What the task asks ▸ What lines of the data below include the word "back"? Report them by copying each.
==========
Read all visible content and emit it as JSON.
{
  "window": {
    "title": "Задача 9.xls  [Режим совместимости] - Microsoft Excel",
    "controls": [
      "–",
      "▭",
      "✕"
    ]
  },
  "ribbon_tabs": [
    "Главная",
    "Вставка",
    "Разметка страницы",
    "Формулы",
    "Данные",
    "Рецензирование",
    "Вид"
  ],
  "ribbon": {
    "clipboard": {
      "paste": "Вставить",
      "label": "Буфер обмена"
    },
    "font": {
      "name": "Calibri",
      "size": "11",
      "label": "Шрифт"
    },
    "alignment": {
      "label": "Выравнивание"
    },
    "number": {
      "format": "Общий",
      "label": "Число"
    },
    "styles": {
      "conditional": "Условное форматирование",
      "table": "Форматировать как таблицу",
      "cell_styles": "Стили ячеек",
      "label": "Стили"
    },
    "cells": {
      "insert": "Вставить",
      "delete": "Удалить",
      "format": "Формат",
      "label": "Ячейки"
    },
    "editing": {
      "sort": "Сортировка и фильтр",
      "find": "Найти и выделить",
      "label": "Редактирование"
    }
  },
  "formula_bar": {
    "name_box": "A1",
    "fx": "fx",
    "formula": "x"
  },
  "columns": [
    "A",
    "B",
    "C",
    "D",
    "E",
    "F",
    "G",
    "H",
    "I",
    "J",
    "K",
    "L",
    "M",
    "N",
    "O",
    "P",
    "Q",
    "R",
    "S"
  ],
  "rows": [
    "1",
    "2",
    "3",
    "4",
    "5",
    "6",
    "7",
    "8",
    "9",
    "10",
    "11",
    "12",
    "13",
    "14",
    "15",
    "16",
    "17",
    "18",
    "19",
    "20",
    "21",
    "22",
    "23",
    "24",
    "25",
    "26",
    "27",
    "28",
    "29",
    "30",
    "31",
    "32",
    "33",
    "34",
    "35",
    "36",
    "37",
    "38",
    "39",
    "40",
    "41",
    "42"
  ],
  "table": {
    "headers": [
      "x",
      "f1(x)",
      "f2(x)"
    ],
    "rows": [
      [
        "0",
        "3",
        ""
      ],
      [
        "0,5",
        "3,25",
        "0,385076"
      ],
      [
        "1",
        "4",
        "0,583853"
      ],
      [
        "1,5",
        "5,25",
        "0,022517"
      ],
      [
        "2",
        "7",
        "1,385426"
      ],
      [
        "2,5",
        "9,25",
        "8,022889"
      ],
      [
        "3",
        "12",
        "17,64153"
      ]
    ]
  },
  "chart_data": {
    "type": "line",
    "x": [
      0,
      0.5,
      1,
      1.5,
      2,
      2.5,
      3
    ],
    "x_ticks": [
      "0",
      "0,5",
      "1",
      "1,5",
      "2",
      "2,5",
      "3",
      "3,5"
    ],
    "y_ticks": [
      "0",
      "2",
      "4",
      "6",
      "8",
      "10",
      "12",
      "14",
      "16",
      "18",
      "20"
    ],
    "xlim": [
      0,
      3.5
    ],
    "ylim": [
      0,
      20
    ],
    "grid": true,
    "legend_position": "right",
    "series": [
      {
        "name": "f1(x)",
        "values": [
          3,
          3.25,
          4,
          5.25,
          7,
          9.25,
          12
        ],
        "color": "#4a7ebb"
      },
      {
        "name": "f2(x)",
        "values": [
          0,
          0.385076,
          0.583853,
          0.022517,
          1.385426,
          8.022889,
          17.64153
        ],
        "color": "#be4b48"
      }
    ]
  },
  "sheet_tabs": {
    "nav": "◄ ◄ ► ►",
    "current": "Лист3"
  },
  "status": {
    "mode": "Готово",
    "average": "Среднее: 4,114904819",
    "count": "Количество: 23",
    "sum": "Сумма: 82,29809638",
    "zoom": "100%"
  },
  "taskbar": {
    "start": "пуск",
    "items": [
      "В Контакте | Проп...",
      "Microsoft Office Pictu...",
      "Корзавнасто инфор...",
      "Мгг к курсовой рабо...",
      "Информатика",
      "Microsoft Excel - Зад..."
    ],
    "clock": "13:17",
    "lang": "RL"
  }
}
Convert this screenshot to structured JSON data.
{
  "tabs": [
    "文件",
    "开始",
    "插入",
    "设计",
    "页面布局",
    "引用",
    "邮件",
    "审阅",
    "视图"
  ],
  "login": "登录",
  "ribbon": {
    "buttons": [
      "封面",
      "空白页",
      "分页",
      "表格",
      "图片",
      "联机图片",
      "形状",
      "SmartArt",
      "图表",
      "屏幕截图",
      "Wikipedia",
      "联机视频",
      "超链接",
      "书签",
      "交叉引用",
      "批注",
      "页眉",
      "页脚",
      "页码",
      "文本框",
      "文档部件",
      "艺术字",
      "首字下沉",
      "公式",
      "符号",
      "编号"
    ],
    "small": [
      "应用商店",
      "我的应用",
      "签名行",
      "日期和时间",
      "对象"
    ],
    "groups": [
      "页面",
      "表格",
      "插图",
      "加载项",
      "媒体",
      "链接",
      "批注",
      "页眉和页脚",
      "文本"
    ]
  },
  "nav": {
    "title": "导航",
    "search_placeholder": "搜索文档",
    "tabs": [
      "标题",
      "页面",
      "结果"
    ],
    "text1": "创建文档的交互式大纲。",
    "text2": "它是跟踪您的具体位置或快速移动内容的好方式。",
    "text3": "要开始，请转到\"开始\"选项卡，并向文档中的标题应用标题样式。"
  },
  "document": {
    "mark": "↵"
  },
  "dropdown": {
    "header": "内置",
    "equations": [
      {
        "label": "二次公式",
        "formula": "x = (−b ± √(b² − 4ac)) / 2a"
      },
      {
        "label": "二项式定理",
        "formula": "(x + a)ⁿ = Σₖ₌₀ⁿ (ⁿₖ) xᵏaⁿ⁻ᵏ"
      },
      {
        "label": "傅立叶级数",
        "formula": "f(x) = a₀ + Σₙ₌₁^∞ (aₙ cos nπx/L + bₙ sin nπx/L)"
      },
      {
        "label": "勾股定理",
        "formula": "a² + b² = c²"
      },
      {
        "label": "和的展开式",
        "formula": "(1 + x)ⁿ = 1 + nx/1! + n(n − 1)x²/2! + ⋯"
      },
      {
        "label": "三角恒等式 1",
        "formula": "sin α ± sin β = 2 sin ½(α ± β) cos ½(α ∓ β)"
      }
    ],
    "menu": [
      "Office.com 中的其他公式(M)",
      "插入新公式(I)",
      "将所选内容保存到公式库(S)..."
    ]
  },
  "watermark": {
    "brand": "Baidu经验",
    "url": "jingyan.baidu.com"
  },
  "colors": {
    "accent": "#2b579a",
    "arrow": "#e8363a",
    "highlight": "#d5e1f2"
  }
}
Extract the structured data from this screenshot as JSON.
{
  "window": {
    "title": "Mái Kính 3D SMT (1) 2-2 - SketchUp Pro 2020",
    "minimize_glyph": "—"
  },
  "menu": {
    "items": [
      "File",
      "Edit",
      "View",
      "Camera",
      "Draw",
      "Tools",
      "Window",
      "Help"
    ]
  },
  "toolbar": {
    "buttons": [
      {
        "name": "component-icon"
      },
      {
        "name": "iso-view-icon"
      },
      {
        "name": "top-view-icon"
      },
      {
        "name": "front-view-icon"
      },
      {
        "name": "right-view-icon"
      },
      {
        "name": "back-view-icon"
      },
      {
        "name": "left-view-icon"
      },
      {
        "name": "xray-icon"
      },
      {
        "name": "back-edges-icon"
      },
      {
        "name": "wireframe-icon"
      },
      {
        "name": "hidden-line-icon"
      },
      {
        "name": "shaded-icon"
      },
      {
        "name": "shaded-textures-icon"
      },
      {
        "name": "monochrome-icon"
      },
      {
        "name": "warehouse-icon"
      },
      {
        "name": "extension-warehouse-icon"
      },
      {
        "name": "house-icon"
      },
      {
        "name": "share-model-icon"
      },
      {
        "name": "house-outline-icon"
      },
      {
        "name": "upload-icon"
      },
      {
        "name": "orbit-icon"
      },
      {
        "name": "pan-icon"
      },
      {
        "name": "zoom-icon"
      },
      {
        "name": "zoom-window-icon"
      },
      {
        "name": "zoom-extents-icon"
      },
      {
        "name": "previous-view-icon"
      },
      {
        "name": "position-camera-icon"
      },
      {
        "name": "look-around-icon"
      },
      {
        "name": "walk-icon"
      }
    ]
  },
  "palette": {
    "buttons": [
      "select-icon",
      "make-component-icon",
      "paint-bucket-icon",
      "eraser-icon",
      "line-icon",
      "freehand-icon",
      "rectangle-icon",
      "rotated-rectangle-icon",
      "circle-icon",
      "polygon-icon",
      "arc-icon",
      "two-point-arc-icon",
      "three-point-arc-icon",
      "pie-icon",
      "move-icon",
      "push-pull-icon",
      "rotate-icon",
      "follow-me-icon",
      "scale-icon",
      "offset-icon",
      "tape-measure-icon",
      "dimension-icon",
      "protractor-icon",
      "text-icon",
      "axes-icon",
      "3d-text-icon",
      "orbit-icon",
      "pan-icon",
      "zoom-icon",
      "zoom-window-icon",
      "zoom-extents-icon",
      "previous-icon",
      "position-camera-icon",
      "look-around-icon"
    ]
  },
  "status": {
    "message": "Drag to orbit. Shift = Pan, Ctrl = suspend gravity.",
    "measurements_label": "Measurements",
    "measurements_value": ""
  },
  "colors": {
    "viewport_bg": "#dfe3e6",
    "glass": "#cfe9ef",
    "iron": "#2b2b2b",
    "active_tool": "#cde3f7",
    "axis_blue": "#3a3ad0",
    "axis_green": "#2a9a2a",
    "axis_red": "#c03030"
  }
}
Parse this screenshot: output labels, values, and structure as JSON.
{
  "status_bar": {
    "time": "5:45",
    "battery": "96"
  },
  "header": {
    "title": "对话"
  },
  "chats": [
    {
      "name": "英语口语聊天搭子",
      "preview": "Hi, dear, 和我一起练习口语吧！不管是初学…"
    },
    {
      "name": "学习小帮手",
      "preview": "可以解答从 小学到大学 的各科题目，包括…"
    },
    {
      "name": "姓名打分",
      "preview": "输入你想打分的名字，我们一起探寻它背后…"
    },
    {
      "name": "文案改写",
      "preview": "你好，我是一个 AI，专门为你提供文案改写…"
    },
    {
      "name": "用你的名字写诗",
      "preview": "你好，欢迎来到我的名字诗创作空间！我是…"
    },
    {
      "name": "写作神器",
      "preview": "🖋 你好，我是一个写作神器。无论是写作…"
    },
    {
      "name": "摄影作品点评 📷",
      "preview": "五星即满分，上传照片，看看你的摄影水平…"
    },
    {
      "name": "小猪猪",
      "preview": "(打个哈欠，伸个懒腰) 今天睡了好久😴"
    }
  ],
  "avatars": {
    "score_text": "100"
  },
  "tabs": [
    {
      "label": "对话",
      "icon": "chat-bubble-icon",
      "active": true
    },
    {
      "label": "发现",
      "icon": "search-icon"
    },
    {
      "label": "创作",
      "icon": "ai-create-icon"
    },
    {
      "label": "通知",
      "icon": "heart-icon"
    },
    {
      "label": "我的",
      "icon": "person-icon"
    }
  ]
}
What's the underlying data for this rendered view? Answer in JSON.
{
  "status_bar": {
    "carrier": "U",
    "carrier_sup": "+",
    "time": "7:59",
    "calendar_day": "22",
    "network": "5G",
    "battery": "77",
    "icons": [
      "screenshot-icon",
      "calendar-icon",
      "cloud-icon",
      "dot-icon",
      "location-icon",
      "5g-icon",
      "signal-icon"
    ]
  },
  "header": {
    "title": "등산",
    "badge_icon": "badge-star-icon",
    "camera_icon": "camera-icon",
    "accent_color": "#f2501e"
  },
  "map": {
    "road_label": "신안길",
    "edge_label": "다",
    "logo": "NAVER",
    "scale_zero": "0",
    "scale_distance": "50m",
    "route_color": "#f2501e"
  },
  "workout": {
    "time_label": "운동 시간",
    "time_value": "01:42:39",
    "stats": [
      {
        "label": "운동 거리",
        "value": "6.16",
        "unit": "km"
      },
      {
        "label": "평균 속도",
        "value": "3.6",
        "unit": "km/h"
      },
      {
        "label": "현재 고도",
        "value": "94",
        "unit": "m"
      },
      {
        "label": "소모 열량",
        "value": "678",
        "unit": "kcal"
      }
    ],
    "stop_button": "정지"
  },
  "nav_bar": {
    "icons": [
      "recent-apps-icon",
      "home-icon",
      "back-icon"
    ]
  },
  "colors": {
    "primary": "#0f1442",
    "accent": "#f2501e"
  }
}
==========
Result ▸
        "name": "back-view-icon"
        "name": "back-edges-icon"
      "back-icon"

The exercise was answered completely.